It’s enough to make a guy crazy, and it nearly did. Looking back, I have to say that many of the feelings of depression, worthlessness, and confusion that I struggled with — had to do with non-acceptance of same-sex attractions by some and my different-sex attractions by others. The whole affair was only compounded by the fact that I had no idea where the other bisexuals were. I mean, I knew there had to be others and there had to be famous bisexuals too. But where were they?

I remember making a presentation my senior year in college as part of the gay students association in which, I was the lone bisexual out of seven or eight students on the panel in the lecture hall. I wish I had known that I was keeping company with Leonard Bernstein, Marlon Brando and Freddie Mercury back then. In fact, I distinctly remember Freddie being described as gay at that time. At least, I found a glimmer of hope in the then speculation about REM’s Michael Stipe.

I wanted to know that there was a community, a place to feel safe when what I felt was loneliness and isolation –- not quite fitting in with either the straight or the gay crowds, and feeling the pressure to pick one side or the other.

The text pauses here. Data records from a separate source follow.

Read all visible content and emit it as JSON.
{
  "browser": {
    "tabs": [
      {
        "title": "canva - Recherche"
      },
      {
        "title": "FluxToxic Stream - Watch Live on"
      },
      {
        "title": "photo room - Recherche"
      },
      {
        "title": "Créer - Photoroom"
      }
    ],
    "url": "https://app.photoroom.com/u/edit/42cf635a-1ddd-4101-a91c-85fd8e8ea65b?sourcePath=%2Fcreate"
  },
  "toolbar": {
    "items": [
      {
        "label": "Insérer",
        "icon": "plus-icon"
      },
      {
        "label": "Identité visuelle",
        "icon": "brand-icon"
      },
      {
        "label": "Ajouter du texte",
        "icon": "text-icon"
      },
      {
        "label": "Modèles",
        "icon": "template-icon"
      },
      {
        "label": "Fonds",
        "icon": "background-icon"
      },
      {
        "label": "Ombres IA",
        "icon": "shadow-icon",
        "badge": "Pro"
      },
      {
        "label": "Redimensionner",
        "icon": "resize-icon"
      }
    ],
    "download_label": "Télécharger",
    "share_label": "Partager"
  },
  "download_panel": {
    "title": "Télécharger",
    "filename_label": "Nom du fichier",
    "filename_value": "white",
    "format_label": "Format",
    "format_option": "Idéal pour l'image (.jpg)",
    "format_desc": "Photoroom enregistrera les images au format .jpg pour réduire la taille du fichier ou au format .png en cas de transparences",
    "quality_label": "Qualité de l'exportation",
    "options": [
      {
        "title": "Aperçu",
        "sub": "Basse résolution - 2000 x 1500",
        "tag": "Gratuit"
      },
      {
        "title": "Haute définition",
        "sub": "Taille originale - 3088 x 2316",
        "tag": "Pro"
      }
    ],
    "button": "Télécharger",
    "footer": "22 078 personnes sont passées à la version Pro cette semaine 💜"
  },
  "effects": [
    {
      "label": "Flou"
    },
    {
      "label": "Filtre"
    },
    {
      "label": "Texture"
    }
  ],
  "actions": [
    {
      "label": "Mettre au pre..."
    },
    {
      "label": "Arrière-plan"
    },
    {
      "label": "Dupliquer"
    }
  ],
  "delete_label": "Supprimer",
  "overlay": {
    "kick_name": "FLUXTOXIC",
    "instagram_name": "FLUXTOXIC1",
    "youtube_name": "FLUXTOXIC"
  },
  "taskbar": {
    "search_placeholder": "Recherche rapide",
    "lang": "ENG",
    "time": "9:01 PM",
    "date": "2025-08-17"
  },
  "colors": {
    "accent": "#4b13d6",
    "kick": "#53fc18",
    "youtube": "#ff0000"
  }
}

I’m glad that I have been able to stay true to myself, with the support of friends, professionals, activism and yoga among other things. I’ve been battered and bruised, but I’m still here.

Unfortunately so is bisexual denial, especially when it comes to bisexual men. On August 5, 2005, The New York Times published “Straight, Gay or Lying? Bisexuality Revisited,” by Benedict Carey. The article discusses a study done by J. Michael Bailey of Northwestern University, which claims that most bisexual men are really gay. The study and the article have been roundly criticized, and it sparked the ire of bisexual activists (see Gary North’s article “Dear Fellow Non-existent Beings.” Even this month, the Village Voice carried Michael Musto’s “Have You Ever Met a Real Bisexual?.”

So, does this mean that we’re doomed to eternal antagonism? I don’t think so. I think that bisexuality is transformative for the whole planet and that the agitation is just the sign of birth pangs as people get used to new ways of seeing and being in the world.  And for this, we must persist and make our voices heard.